Femke Boot (Katja Herbers), an outspoken and successful writer a popular Dutch newspaper, is coming under increasing attack from a legion of online, exclusively male trolls. When she discovers that one of them is her inconsiderate neighbour, Femke snaps and begins hunting her online tormentors in a deadly rampage.
In a free society, how do we limit the right to speak? Should an individual be allowed to shout ‘fire’ in a crowded cinema? Should people be free to say whatever they please about individuals in the public eye? Is harmful or offensive language protected by the principle of free speech? Are lies? Never have these questions felt more relevant at a time when social media is capable of mobilising extreme groups to insurrection, while phoney culture wars and conspiracy theories have the potential to radicalise millions. Director Ivo van Aart uses this febrile context as a base for his The Columnist, a black comedy which while consistently entertaining in its gleeful, revenge-horror style violence, sadly is not half as satirical or as clever as it thinks it is.
The film is stylishly mounted, striking a pleasing balance between newsroom realism and a deadpan sense of framing and editing that keep the reality of its violence at a satiric distance. As the film’s murderer-in-chief, Herbers is terrific. Her eyes have an intensity simmering behind her puppy-dog gaze, fed by years of abuse and slander from internet ignoramuses, erupting in the numerous moments when she has had enough. It’s certainly hard not to empathise with Femke: with trolls accusing her of paedophilia, threatening to kill and rape her, who would blame anyone for dreaming of the day when such bullies meet their comeuppance?

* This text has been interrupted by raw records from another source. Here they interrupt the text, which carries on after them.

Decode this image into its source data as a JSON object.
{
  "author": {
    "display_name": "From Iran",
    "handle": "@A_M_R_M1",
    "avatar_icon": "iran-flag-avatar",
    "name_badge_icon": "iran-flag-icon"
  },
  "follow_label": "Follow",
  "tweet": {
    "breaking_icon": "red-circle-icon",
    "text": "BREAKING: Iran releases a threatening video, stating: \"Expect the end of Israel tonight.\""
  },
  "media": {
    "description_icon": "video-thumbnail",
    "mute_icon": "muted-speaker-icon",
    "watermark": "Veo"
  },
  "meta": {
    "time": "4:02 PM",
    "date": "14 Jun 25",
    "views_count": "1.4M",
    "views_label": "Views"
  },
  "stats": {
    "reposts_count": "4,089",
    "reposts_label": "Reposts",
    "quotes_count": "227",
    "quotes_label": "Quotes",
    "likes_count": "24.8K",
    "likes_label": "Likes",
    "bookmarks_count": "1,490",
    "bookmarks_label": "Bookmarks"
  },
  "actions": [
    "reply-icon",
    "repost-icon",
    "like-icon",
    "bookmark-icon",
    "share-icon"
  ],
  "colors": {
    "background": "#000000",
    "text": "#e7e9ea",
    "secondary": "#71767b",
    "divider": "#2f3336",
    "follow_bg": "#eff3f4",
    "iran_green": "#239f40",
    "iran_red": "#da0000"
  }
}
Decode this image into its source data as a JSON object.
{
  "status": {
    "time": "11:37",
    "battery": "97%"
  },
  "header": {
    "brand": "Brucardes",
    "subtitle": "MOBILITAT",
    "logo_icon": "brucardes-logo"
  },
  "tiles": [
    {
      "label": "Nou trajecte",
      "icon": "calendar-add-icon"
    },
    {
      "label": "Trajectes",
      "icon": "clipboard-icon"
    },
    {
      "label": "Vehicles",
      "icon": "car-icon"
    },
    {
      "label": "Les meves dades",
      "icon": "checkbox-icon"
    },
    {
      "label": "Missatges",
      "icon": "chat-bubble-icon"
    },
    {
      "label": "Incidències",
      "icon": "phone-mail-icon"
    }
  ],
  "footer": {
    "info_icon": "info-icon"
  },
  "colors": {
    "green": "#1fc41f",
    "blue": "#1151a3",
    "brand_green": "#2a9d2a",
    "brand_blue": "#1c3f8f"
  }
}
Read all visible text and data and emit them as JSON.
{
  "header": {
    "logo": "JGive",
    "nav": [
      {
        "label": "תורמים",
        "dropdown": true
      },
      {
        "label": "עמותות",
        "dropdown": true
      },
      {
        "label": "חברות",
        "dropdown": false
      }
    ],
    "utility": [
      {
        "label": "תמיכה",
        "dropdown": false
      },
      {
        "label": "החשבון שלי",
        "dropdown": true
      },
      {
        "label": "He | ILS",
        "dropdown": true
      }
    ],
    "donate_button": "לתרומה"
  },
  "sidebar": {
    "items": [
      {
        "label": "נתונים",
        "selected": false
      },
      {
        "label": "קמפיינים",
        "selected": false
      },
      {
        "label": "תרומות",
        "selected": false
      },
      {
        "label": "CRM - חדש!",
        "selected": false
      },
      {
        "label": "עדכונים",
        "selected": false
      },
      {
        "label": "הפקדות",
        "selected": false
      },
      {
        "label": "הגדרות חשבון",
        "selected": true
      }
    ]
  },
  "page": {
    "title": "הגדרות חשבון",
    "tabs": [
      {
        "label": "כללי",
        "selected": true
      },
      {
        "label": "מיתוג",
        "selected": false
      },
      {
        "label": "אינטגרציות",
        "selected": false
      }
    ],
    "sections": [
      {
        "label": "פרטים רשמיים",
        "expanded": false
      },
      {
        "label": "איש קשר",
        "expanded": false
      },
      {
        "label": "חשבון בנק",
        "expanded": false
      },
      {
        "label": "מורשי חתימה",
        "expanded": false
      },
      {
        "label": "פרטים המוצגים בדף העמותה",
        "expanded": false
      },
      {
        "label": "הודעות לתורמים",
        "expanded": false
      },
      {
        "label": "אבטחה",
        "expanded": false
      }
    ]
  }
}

Indeed, her first kill – an obnoxious neighbour who Femke discovers has been harassing her – is played for laughs.
It’s a smart way of bringing us into Femke’s perspective – not dissimilar to the many relatable aggravations that beset Michael Douglas in the first act of Falling Down. By the final act, however, The Columnist’s limitations are difficult to ignore. Her relationship with horror author Steven Dood (Bram van der Kelen) is somewhat of a mixed bag – Steven himself is entirely believable as a partner who loves and challenges her in equal measure, but his being a writer of violence acts set against Femke’s real-life murders feels both contrived and under-explored.
Meanwhile, the film’s metamorphosis from cathartic black comedy to satiric examination of free speech feels clunky and misjudged, leading to a mawkish and somewhat predictable denouement, not helped by some very on-the-nose climactic cross-cutting between Femke’s stalking of her penultimate victim and her daughter’s school speech espousing the virtues of unruly expression. That climactic sequence neatly summarises The Columnist’s virtues and its vices: fun, violent and cathartic, but with an air of arch self-satisfaction that misses the complexity of the debate it constructs around itself.